Records to use:
★ ★ ★

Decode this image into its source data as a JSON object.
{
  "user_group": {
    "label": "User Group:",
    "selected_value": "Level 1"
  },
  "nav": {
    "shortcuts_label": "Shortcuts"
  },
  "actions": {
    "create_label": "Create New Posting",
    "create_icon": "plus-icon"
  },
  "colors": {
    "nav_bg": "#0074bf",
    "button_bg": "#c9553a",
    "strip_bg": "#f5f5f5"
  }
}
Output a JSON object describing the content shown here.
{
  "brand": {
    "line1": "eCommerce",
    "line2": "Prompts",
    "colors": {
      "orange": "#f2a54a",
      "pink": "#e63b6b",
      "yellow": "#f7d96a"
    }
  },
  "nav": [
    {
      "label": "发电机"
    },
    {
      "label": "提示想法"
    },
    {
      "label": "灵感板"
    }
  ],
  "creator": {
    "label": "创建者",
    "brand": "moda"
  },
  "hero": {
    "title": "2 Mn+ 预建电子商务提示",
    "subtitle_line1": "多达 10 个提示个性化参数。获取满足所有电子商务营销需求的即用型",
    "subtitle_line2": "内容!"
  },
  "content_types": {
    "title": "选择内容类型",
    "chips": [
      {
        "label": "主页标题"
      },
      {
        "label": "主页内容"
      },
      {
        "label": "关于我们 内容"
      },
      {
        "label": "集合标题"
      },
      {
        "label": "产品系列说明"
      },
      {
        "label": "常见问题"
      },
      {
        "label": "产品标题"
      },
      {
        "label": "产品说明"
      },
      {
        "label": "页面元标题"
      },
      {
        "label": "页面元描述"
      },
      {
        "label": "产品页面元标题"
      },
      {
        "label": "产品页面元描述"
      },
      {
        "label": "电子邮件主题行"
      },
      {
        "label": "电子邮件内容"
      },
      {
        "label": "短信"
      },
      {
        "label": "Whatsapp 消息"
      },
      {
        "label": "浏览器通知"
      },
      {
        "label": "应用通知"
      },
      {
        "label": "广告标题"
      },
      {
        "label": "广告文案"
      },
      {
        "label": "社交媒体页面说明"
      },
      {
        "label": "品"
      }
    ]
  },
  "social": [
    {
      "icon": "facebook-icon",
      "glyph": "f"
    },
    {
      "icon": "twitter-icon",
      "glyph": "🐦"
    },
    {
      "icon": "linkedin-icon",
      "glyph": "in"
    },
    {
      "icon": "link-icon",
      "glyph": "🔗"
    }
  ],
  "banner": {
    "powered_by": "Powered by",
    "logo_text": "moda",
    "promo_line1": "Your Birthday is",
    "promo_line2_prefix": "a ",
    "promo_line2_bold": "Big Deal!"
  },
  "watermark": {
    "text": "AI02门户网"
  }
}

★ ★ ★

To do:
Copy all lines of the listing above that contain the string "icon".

Solution below:
    "create_icon": "plus-icon"
      "icon": "facebook-icon",
      "icon": "twitter-icon",
      "icon": "linkedin-icon",
      "icon": "link-icon",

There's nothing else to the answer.